Indifferently directed by Morten Tyldum with a thin, clichéd, sentimental script by Graham Moore, The Imitation Game is nevertheless something of a pleasure, purely because the actors rise above the material, bringing to their characters their own knowledge of the complex actual persons they play on screen. The narrative is largely set at Bletchley during the war and is structured as a conventional heroic race against time, with our hero overcoming not only the formidable adversary of the Nazi’s “Enigma” machine but also all the disbelievers at Bletchley who think his “Bombe” decoding machine will never work.

There are occasional flashbacks to the barely adolescent Turing (Alex Lawther) at boarding school where he falls in love with the other math whizz in his class, Christopher Morcom (Jack Bannon). The young actors are wonderful (Tyldum has to be given credit for directing them) and there is no doubt that Turing was shaped by the loss of Morcom, who died suddenly of tuberculosis. His passion for cryptography and his understanding that all language is coded may well have been shaped by that early forbidden love even before his involvement with linguistic philosophy and logical positivism at Cambridge. The coded messages he exchanged with Christopher were written in the language of the closet. But there is no evidence that Turing named his intelligent machine “Christopher,” as he does in the film.
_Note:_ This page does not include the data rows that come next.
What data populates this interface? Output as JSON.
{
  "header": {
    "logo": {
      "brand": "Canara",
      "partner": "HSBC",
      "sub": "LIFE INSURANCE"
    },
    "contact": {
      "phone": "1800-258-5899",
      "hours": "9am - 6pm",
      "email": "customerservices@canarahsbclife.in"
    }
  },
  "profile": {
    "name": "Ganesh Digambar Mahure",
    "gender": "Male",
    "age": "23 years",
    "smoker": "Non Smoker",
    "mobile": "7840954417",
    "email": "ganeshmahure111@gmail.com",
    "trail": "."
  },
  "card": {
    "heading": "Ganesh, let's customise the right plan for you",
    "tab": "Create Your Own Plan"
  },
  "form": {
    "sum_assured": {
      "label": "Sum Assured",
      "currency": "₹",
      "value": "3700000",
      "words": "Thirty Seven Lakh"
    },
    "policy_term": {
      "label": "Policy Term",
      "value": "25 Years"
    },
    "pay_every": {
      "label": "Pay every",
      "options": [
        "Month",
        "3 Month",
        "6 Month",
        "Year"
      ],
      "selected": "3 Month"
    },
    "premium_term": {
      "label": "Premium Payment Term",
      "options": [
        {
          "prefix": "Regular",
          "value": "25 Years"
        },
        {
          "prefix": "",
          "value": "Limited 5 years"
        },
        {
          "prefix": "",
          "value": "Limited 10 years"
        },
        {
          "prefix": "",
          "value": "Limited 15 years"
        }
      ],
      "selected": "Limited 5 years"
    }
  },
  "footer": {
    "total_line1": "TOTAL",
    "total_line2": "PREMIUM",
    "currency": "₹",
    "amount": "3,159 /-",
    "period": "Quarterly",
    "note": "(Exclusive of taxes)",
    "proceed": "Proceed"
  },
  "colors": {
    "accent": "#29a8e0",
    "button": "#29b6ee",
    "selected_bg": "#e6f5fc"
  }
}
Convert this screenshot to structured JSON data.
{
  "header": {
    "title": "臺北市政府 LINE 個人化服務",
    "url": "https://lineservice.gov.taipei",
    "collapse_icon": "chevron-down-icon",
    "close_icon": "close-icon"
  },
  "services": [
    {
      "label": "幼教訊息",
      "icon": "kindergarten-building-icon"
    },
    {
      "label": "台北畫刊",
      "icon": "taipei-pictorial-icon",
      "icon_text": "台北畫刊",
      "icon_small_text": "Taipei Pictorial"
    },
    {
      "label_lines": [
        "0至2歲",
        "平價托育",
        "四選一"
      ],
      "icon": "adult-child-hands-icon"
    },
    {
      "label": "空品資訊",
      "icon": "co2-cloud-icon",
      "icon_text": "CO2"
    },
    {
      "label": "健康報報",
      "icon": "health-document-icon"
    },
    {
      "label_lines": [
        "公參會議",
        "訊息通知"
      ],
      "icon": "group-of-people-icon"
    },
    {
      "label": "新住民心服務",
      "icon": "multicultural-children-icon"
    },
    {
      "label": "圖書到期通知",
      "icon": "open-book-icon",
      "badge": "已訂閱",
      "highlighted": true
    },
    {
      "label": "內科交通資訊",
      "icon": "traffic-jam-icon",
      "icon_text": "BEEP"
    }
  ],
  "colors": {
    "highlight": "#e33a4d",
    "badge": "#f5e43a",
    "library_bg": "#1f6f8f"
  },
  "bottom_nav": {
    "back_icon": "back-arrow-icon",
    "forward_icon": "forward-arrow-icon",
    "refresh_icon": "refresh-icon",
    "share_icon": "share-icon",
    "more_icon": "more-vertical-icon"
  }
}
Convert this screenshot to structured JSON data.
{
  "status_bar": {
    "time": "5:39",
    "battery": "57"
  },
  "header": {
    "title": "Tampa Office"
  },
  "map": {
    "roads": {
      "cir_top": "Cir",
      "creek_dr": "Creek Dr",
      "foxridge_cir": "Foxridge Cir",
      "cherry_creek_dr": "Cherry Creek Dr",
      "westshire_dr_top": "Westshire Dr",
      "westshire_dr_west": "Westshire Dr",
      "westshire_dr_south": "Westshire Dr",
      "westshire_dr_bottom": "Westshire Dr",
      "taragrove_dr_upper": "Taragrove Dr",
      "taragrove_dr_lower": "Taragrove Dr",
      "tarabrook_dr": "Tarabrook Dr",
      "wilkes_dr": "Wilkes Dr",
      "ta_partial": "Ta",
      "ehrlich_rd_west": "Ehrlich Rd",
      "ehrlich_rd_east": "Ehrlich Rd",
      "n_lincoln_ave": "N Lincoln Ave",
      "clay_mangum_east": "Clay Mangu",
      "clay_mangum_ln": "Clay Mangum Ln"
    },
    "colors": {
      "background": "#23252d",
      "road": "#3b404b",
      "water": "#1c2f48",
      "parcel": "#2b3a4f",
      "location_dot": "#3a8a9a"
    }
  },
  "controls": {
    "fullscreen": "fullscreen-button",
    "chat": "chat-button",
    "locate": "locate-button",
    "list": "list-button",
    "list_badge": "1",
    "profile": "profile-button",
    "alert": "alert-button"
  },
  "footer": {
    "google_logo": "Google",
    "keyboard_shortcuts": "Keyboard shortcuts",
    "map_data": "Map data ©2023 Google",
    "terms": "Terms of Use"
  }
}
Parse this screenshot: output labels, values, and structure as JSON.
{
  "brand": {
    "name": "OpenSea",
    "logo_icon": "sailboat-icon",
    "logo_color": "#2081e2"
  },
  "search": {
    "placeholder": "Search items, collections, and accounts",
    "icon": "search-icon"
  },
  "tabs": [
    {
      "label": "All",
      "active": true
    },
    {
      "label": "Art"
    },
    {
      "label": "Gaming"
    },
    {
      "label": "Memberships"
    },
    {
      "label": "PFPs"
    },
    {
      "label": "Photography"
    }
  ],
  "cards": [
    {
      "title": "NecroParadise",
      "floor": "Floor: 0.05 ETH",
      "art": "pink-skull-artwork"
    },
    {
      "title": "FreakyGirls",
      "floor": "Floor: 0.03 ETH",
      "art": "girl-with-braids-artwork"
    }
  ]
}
That’s the scriptwriter’s fantasy and it well may bring tears to your eyes (it did mine) until you realize how it sentimentalizes Turing, who, more complicatedly, like Warhol sometimes wished he was a machine and probably preferred the company of his universal machine to any of his many lovers, whether casual or serious. That there is no sign of any of these lovers in the film is its gravest failing

Except, of course, for the absurd 1952 to 1954 framing story, in which Turing tells his life story to a deus-ex-machina, a completely fictional police detective (Rory Kinnear), whose unfounded suspicion that Turing is a Soviet spy leads to his arrest for having a piece of rough trade in his apartment. In actuality, Turing did not deny the charge, believing that homosexuality was about to be legalized. Even in this he was ahead of his time. The story that he tells the detective is the story that unfolds in the film; thus, in its entirety, The Imitation Game is a first-person narrative. What is preposterous about this ploy is that had Turing told the detective what he did at Bletchley, he would have been guilty of a crime more serious than homosexuality. He would have committed high treason for violating the Official Secrets Act.

As much as I wanted to suspend my disbelief and take pleasure in the actors’ brilliance, The Imitation Game lacks credibility on every level. Still, Cumberbatch, Keira Knightley as Joan Clarke (the woman whose mathematical genius made her part of Turing’s inner circle and, for a moment, his fiancée), and, as a composite character representing the all-powerful MI6, Mark Strong (no one leans against door frames as compellingly as he does) are terrific. It’s Cumberbatch, however, who has the burden of making us care about Turing, thus keeping us riveted on this perfectly silly film to the end. He succeeds because he is a great actor and, at the moment, a star. I can only wish him better scripts in the future. Such as Hamlet, in which he opens at London’s Barbican in August. Don’t try to buy tickets. The ten-week run sold out online in an hour.